- [Work to complete]: Every line in the data below that includes "White" belongs in the answer, copied as it stands.

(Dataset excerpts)
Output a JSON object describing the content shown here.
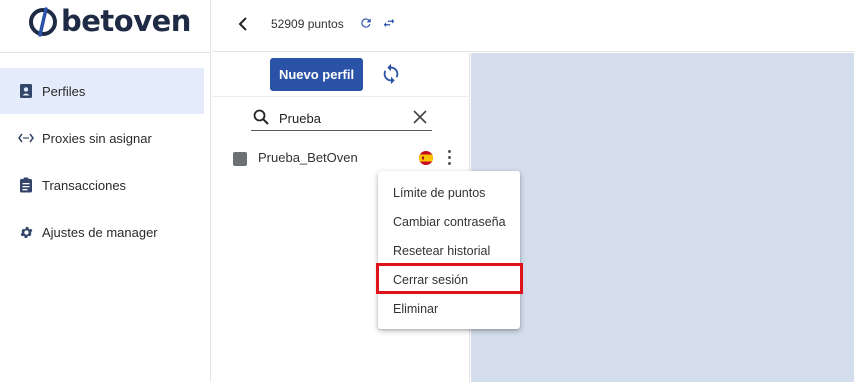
{
  "brand": {
    "name": "betoven",
    "color": "#1f2a44"
  },
  "sidebar": {
    "items": [
      {
        "label": "Perfiles",
        "icon": "contacts-icon",
        "active": true
      },
      {
        "label": "Proxies sin asignar",
        "icon": "code-arrows-icon",
        "active": false
      },
      {
        "label": "Transacciones",
        "icon": "clipboard-icon",
        "active": false
      },
      {
        "label": "Ajustes de manager",
        "icon": "gear-icon",
        "active": false
      }
    ]
  },
  "topbar": {
    "points": "52909 puntos",
    "back_icon": "chevron-left-icon",
    "refresh_icon": "refresh-icon",
    "swap_icon": "swap-arrows-icon"
  },
  "panel": {
    "new_profile_label": "Nuevo perfil",
    "search": {
      "value": "Prueba",
      "placeholder": ""
    },
    "profiles": [
      {
        "name": "Prueba_BetOven",
        "flag": "spain-flag-icon"
      }
    ]
  },
  "context_menu": {
    "items": [
      {
        "label": "Límite de puntos"
      },
      {
        "label": "Cambiar contraseña"
      },
      {
        "label": "Resetear historial"
      },
      {
        "label": "Cerrar sesión",
        "highlighted": true
      },
      {
        "label": "Eliminar"
      }
    ]
  },
  "colors": {
    "accent": "#2a52a6",
    "active_nav": "#e4ecfb",
    "workspace": "#d3ddeb",
    "highlight": "#e0121a"
  }
}
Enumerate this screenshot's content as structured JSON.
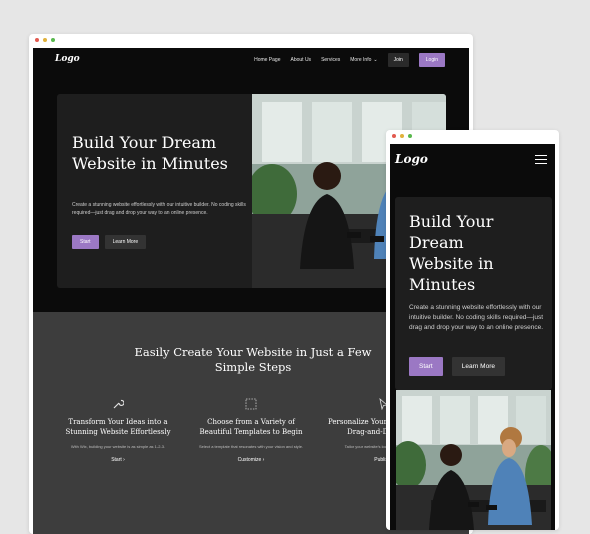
{
  "site": {
    "logo": "Logo",
    "nav": {
      "items": [
        "Home Page",
        "About Us",
        "Services",
        "More Info"
      ],
      "join_label": "Join",
      "login_label": "Login"
    },
    "hero": {
      "title": "Build Your Dream Website in Minutes",
      "description": "Create a stunning website effortlessly with our intuitive builder. No coding skills required—just drag and drop your way to an online presence.",
      "start_label": "Start",
      "learn_more_label": "Learn More"
    },
    "steps": {
      "title": "Easily Create Your Website in Just a Few Simple Steps",
      "items": [
        {
          "title": "Transform Your Ideas into a Stunning Website Effortlessly",
          "description": "With Wix, building your website is as simple as 1-2-3.",
          "link": "Start"
        },
        {
          "title": "Choose from a Variety of Beautiful Templates to Begin",
          "description": "Select a template that resonates with your vision and style.",
          "link": "Customize"
        },
        {
          "title": "Personalize Your Site with Easy Drag-and-Drop Tools",
          "description": "Tailor your website's look and feel with ease.",
          "link": "Publish"
        }
      ]
    }
  },
  "colors": {
    "accent": "#9b78c4",
    "page_bg": "#0b0b0b",
    "card_bg": "#1e1e1e",
    "steps_bg": "#3d3d3d"
  },
  "icons": {
    "menu": "hamburger-icon",
    "step1": "wrench-icon",
    "step2": "dashed-square-icon",
    "step3": "cursor-icon"
  }
}
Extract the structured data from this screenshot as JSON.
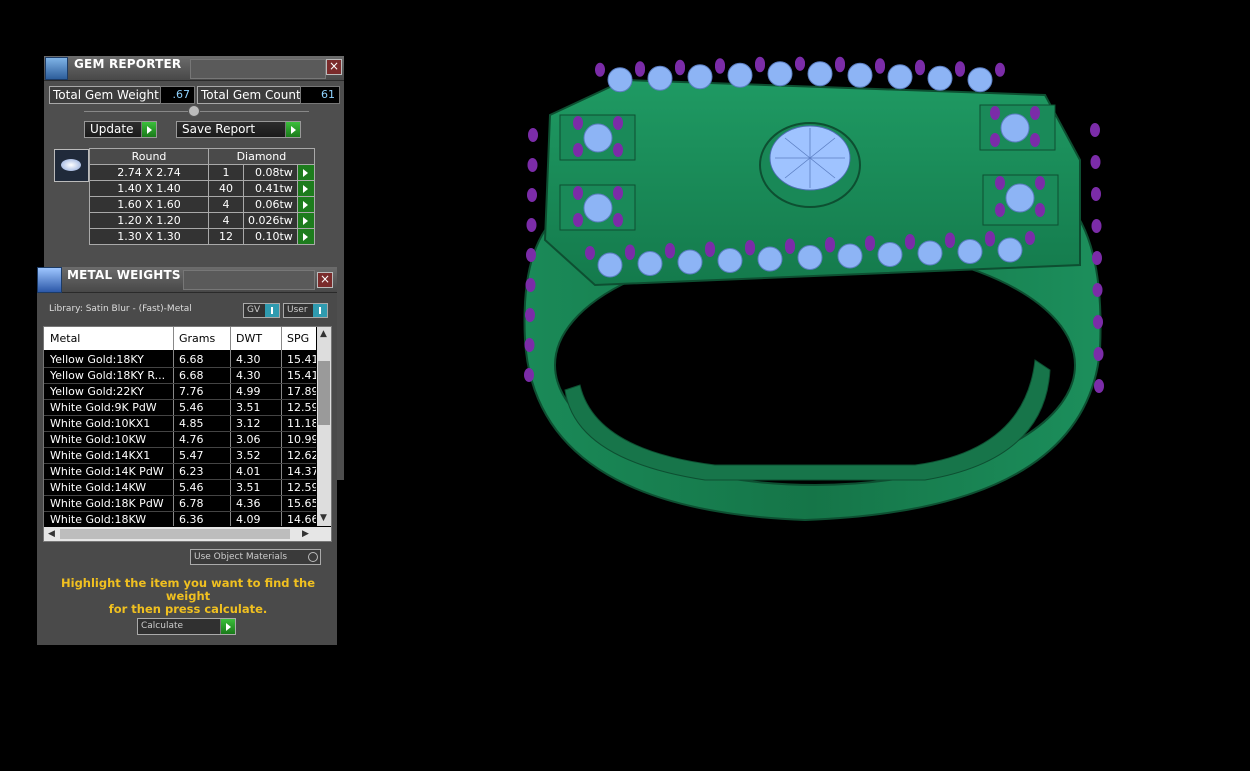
{
  "gem_reporter": {
    "title": "GEM REPORTER",
    "total_weight_label": "Total Gem Weight",
    "total_weight_value": ".67",
    "total_count_label": "Total Gem Count",
    "total_count_value": "61",
    "update_label": "Update",
    "save_report_label": "Save Report",
    "shape_header": "Round",
    "stone_header": "Diamond",
    "rows": [
      {
        "size": "2.74 X 2.74",
        "count": "1",
        "weight": "0.08tw"
      },
      {
        "size": "1.40 X 1.40",
        "count": "40",
        "weight": "0.41tw"
      },
      {
        "size": "1.60 X 1.60",
        "count": "4",
        "weight": "0.06tw"
      },
      {
        "size": "1.20 X 1.20",
        "count": "4",
        "weight": "0.026tw"
      },
      {
        "size": "1.30 X 1.30",
        "count": "12",
        "weight": "0.10tw"
      }
    ]
  },
  "metal_weights": {
    "title": "METAL WEIGHTS",
    "library_label": "Library: Satin Blur - (Fast)-Metal",
    "gv_label": "GV",
    "user_label": "User",
    "columns": [
      "Metal",
      "Grams",
      "DWT",
      "SPG"
    ],
    "rows": [
      {
        "metal": "Yellow Gold:18KY",
        "grams": "6.68",
        "dwt": "4.30",
        "spg": "15.41"
      },
      {
        "metal": "Yellow Gold:18KY R...",
        "grams": "6.68",
        "dwt": "4.30",
        "spg": "15.41"
      },
      {
        "metal": "Yellow Gold:22KY",
        "grams": "7.76",
        "dwt": "4.99",
        "spg": "17.89"
      },
      {
        "metal": "White Gold:9K PdW",
        "grams": "5.46",
        "dwt": "3.51",
        "spg": "12.59"
      },
      {
        "metal": "White Gold:10KX1",
        "grams": "4.85",
        "dwt": "3.12",
        "spg": "11.18"
      },
      {
        "metal": "White Gold:10KW",
        "grams": "4.76",
        "dwt": "3.06",
        "spg": "10.99"
      },
      {
        "metal": "White Gold:14KX1",
        "grams": "5.47",
        "dwt": "3.52",
        "spg": "12.62"
      },
      {
        "metal": "White Gold:14K PdW",
        "grams": "6.23",
        "dwt": "4.01",
        "spg": "14.37"
      },
      {
        "metal": "White Gold:14KW",
        "grams": "5.46",
        "dwt": "3.51",
        "spg": "12.59"
      },
      {
        "metal": "White Gold:18K PdW",
        "grams": "6.78",
        "dwt": "4.36",
        "spg": "15.65"
      },
      {
        "metal": "White Gold:18KW",
        "grams": "6.36",
        "dwt": "4.09",
        "spg": "14.66"
      }
    ],
    "use_object_materials_label": "Use Object Materials",
    "hint_line1": "Highlight the item you want to find the weight",
    "hint_line2": "for then press calculate.",
    "calculate_label": "Calculate"
  },
  "colors": {
    "metal_green": "#1f8a5c",
    "gem_blue": "#8db4f5",
    "prong_purple": "#7b2ca8",
    "hint_yellow": "#f0c020"
  }
}
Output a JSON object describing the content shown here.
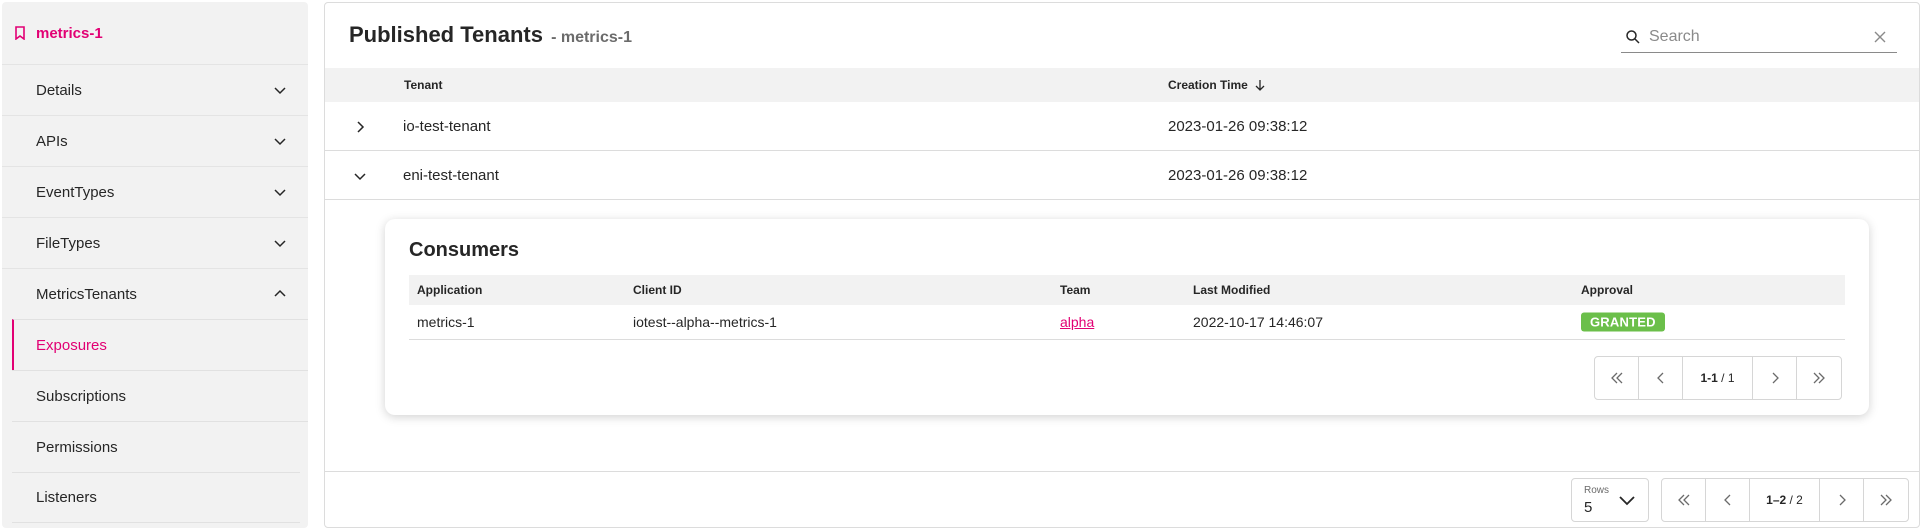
{
  "sidebar": {
    "title": "metrics-1",
    "items": [
      {
        "label": "Details"
      },
      {
        "label": "APIs"
      },
      {
        "label": "EventTypes"
      },
      {
        "label": "FileTypes"
      },
      {
        "label": "MetricsTenants"
      }
    ],
    "subitems": [
      {
        "label": "Exposures"
      },
      {
        "label": "Subscriptions"
      },
      {
        "label": "Permissions"
      },
      {
        "label": "Listeners"
      }
    ]
  },
  "main": {
    "title": "Published Tenants",
    "subtitle": "- metrics-1",
    "search_placeholder": "Search",
    "columns": {
      "tenant": "Tenant",
      "creation_time": "Creation Time"
    },
    "rows": [
      {
        "tenant": "io-test-tenant",
        "creation_time": "2023-01-26 09:38:12"
      },
      {
        "tenant": "eni-test-tenant",
        "creation_time": "2023-01-26 09:38:12"
      }
    ],
    "consumers": {
      "title": "Consumers",
      "columns": {
        "application": "Application",
        "client_id": "Client ID",
        "team": "Team",
        "last_modified": "Last Modified",
        "approval": "Approval"
      },
      "rows": [
        {
          "application": "metrics-1",
          "client_id": "iotest--alpha--metrics-1",
          "team": "alpha",
          "last_modified": "2022-10-17 14:46:07",
          "approval": "GRANTED"
        }
      ],
      "pagination": {
        "range": "1-1",
        "total": "/ 1"
      }
    },
    "footer": {
      "rows_label": "Rows",
      "rows_value": "5",
      "pagination": {
        "range": "1–2",
        "total": "/ 2"
      }
    }
  },
  "colors": {
    "accent": "#e20074",
    "granted": "#6bbf4a"
  }
}
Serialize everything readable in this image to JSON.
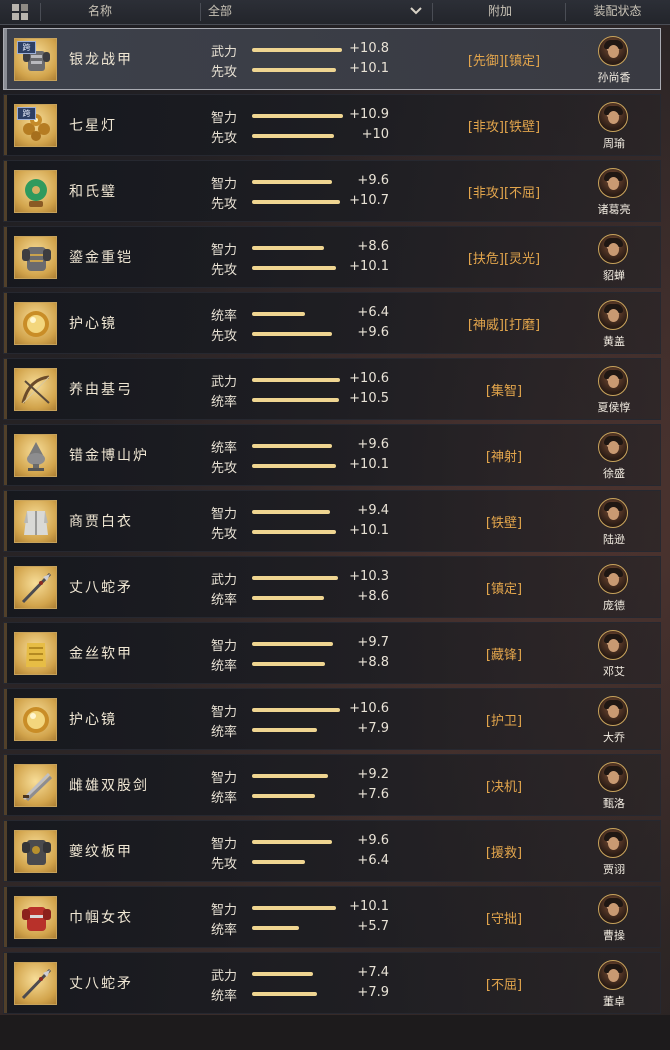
{
  "header": {
    "name_col": "名称",
    "filter_value": "全部",
    "bonus_col": "附加",
    "equip_col": "装配状态"
  },
  "colors": {
    "bar_fill": "#efd591",
    "tag_text": "#e2a54c",
    "icon_gold": "#d2a44c",
    "selected_border": "#a9abb2"
  },
  "items": [
    {
      "name": "银龙战甲",
      "icon": "armor-icon",
      "cross_badge": "跨",
      "selected": true,
      "stats": [
        {
          "label": "武力",
          "value": "+10.8",
          "fill": 0.97
        },
        {
          "label": "先攻",
          "value": "+10.1",
          "fill": 0.9
        }
      ],
      "tags": "[先御][镇定]",
      "general": "孙尚香"
    },
    {
      "name": "七星灯",
      "icon": "lamp-icon",
      "cross_badge": "跨",
      "selected": false,
      "stats": [
        {
          "label": "智力",
          "value": "+10.9",
          "fill": 0.98
        },
        {
          "label": "先攻",
          "value": "+10",
          "fill": 0.88
        }
      ],
      "tags": "[非攻][铁壁]",
      "general": "周瑜"
    },
    {
      "name": "和氏璧",
      "icon": "jade-disc-icon",
      "cross_badge": "",
      "selected": false,
      "stats": [
        {
          "label": "智力",
          "value": "+9.6",
          "fill": 0.86
        },
        {
          "label": "先攻",
          "value": "+10.7",
          "fill": 0.95
        }
      ],
      "tags": "[非攻][不屈]",
      "general": "诸葛亮"
    },
    {
      "name": "鎏金重铠",
      "icon": "heavy-armor-icon",
      "cross_badge": "",
      "selected": false,
      "stats": [
        {
          "label": "智力",
          "value": "+8.6",
          "fill": 0.77
        },
        {
          "label": "先攻",
          "value": "+10.1",
          "fill": 0.9
        }
      ],
      "tags": "[扶危][灵光]",
      "general": "貂蝉"
    },
    {
      "name": "护心镜",
      "icon": "mirror-icon",
      "cross_badge": "",
      "selected": false,
      "stats": [
        {
          "label": "统率",
          "value": "+6.4",
          "fill": 0.57
        },
        {
          "label": "先攻",
          "value": "+9.6",
          "fill": 0.86
        }
      ],
      "tags": "[神威][打磨]",
      "general": "黄盖"
    },
    {
      "name": "养由基弓",
      "icon": "bow-icon",
      "cross_badge": "",
      "selected": false,
      "stats": [
        {
          "label": "武力",
          "value": "+10.6",
          "fill": 0.95
        },
        {
          "label": "统率",
          "value": "+10.5",
          "fill": 0.94
        }
      ],
      "tags": "[集智]",
      "general": "夏侯惇"
    },
    {
      "name": "错金博山炉",
      "icon": "censer-icon",
      "cross_badge": "",
      "selected": false,
      "stats": [
        {
          "label": "统率",
          "value": "+9.6",
          "fill": 0.86
        },
        {
          "label": "先攻",
          "value": "+10.1",
          "fill": 0.9
        }
      ],
      "tags": "[神射]",
      "general": "徐盛"
    },
    {
      "name": "商贾白衣",
      "icon": "robe-icon",
      "cross_badge": "",
      "selected": false,
      "stats": [
        {
          "label": "智力",
          "value": "+9.4",
          "fill": 0.84
        },
        {
          "label": "先攻",
          "value": "+10.1",
          "fill": 0.9
        }
      ],
      "tags": "[铁壁]",
      "general": "陆逊"
    },
    {
      "name": "丈八蛇矛",
      "icon": "spear-icon",
      "cross_badge": "",
      "selected": false,
      "stats": [
        {
          "label": "武力",
          "value": "+10.3",
          "fill": 0.92
        },
        {
          "label": "统率",
          "value": "+8.6",
          "fill": 0.77
        }
      ],
      "tags": "[镇定]",
      "general": "庞德"
    },
    {
      "name": "金丝软甲",
      "icon": "golden-vest-icon",
      "cross_badge": "",
      "selected": false,
      "stats": [
        {
          "label": "智力",
          "value": "+9.7",
          "fill": 0.87
        },
        {
          "label": "统率",
          "value": "+8.8",
          "fill": 0.79
        }
      ],
      "tags": "[藏锋]",
      "general": "邓艾"
    },
    {
      "name": "护心镜",
      "icon": "mirror-icon",
      "cross_badge": "",
      "selected": false,
      "stats": [
        {
          "label": "智力",
          "value": "+10.6",
          "fill": 0.95
        },
        {
          "label": "统率",
          "value": "+7.9",
          "fill": 0.7
        }
      ],
      "tags": "[护卫]",
      "general": "大乔"
    },
    {
      "name": "雌雄双股剑",
      "icon": "twin-swords-icon",
      "cross_badge": "",
      "selected": false,
      "stats": [
        {
          "label": "智力",
          "value": "+9.2",
          "fill": 0.82
        },
        {
          "label": "统率",
          "value": "+7.6",
          "fill": 0.68
        }
      ],
      "tags": "[决机]",
      "general": "甄洛"
    },
    {
      "name": "夔纹板甲",
      "icon": "plate-armor-icon",
      "cross_badge": "",
      "selected": false,
      "stats": [
        {
          "label": "智力",
          "value": "+9.6",
          "fill": 0.86
        },
        {
          "label": "先攻",
          "value": "+6.4",
          "fill": 0.57
        }
      ],
      "tags": "[援救]",
      "general": "贾诩"
    },
    {
      "name": "巾帼女衣",
      "icon": "red-armor-icon",
      "cross_badge": "",
      "selected": false,
      "stats": [
        {
          "label": "智力",
          "value": "+10.1",
          "fill": 0.9
        },
        {
          "label": "统率",
          "value": "+5.7",
          "fill": 0.51
        }
      ],
      "tags": "[守拙]",
      "general": "曹操"
    },
    {
      "name": "丈八蛇矛",
      "icon": "spear-icon",
      "cross_badge": "",
      "selected": false,
      "stats": [
        {
          "label": "武力",
          "value": "+7.4",
          "fill": 0.66
        },
        {
          "label": "统率",
          "value": "+7.9",
          "fill": 0.7
        }
      ],
      "tags": "[不屈]",
      "general": "董卓"
    }
  ]
}
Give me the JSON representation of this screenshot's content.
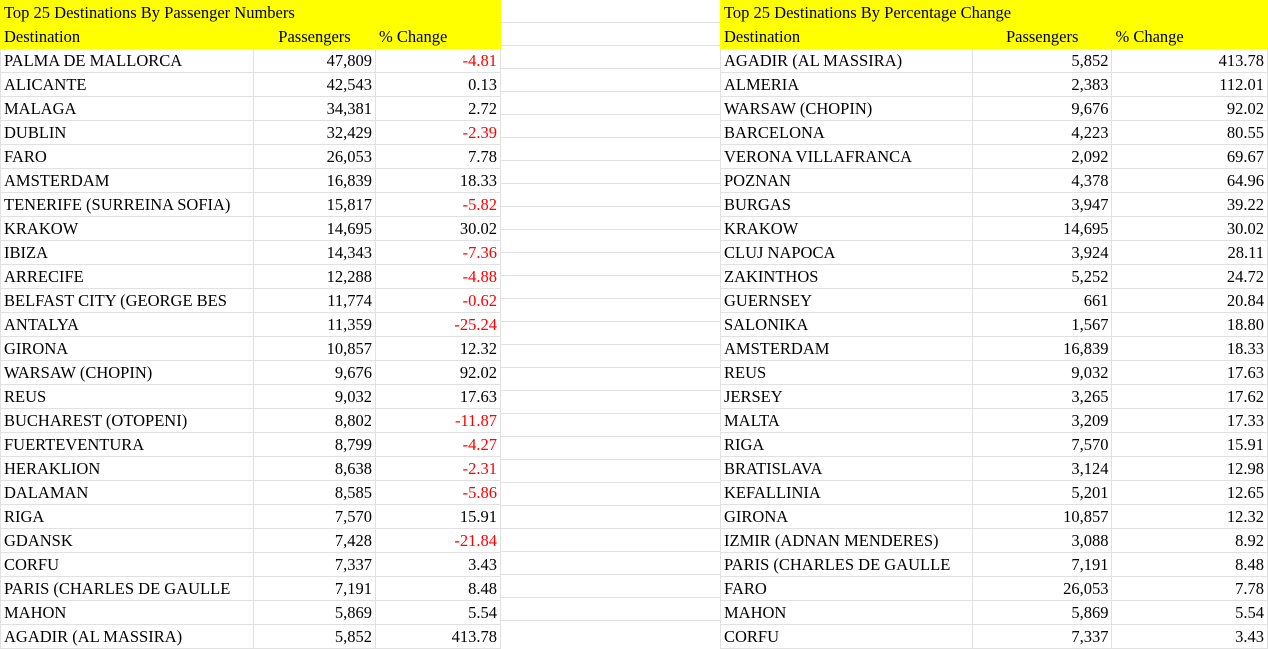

- [Solution for this problem]:
        "metal": "White Gold:9K PdW",
        "metal": "White Gold:10KX1",
        "metal": "White Gold:10KW",
        "metal": "White Gold:14KX1",
        "metal": "White Gold:14K PdW",
        "metal": "White Gold:14KW",
        "metal": "White Gold:18K PdW",
        "metal": "White Gold:18KW",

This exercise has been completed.